Before Beat Street and Breakin', street gangs were b-boying to the Sugar Hill Gang. Before that, there was the Rock Steady Crew, doing fly moves to the sounds of Afrika Bambaataa. Earlier still, there was James Brown's "Get on the Good Foot," which sparked a trend of competitive street dancing. The roots of break dancing go deep. Just ask Richard "Speedy Legs" Fernandez, Miami's most famous b-boy. Break dancing took Speedy Legs far, from practicing on the concrete in front of Hialeah-Miami Lakes Senior High School all the way to Broadway and to live performances alongside hip-hop heroes like Kool Herc, the Wu-Tang Clan, and Run-D.M.C.
Now retired, Speedy Legs has made it his mission to make sure authentic break dancing never dies. "The dance is still very much alive; they've got competitions all over the place," he asserts. "But it's a watered-down, commercial version of break dancing. What we call the b-boy, the whole essence, is hardly shown. People concentrate on the acrobatics more than anything else," he explains. Tonight b-boys and girls can win prizes, trophies, and big bragging rights at a free all-ages break dance competition.
The throwdown aims to teach the neighborhood youth there's more to hip-hop than gold teeth and a gangsta attitude, and there's more to break dancing than doing a bunch of backflips. "We want to teach people the foundations of the dance. People think break dancing is just spinning on your head and stuff. That's gymnastics. They're not dancing to the music. They don't know that there's up-rock and top-rock, footwork and freezes, and power moves," explains Jonathan Fields, better known as DJ Trails. Together with Speedy Legs, DJ Trails will MC this event. The two men are members of Hip-Hop Elements, a grassroots group whose mission is to pay respect to the origins of urban culture. Dancers shouldn't come expecting to hear the latest hits by 50 Cent, Mike Jones, and the Ying Yang Twins. "We're going to be playing a lot of the original music that people used to dance to in the Seventies and early Eighties. We're going to play the old James Brown records, the Rare Earth records," DJ Trails says.
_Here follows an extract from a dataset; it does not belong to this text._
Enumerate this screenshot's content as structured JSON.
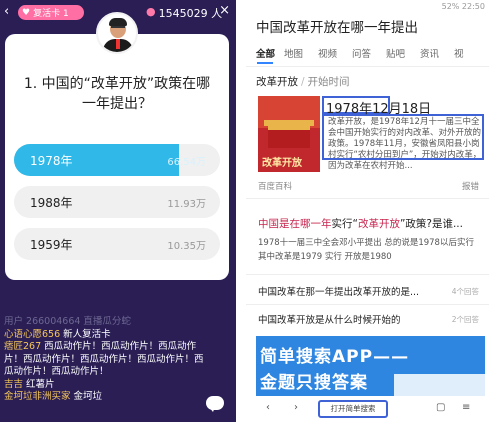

A real b-boy isn't afraid to incorporate new elements into his break dancing. "I even took ballet for a little bit," Speedy Legs says. "Don't get me wrong. I try to incorporate whatever's useful." Besides all the breaking, new schoolers can learn from the hip-hop history display and workshop presented by James Peterson, media coordinator for the Harvard University hip-hop archive. Chris Norwood, chair of the Miami Lakes Youth Activities Task Force, is particularly excited about the education offered by the competition and the exhibit. "This is not a P. Diddy, shiny-suit event," says Norwood. "A lot of kids have never even seen real break dancing before. It's becoming like an artifact. And we're at fault if the young people don't know. We're at fault if the culture doesn't evolve."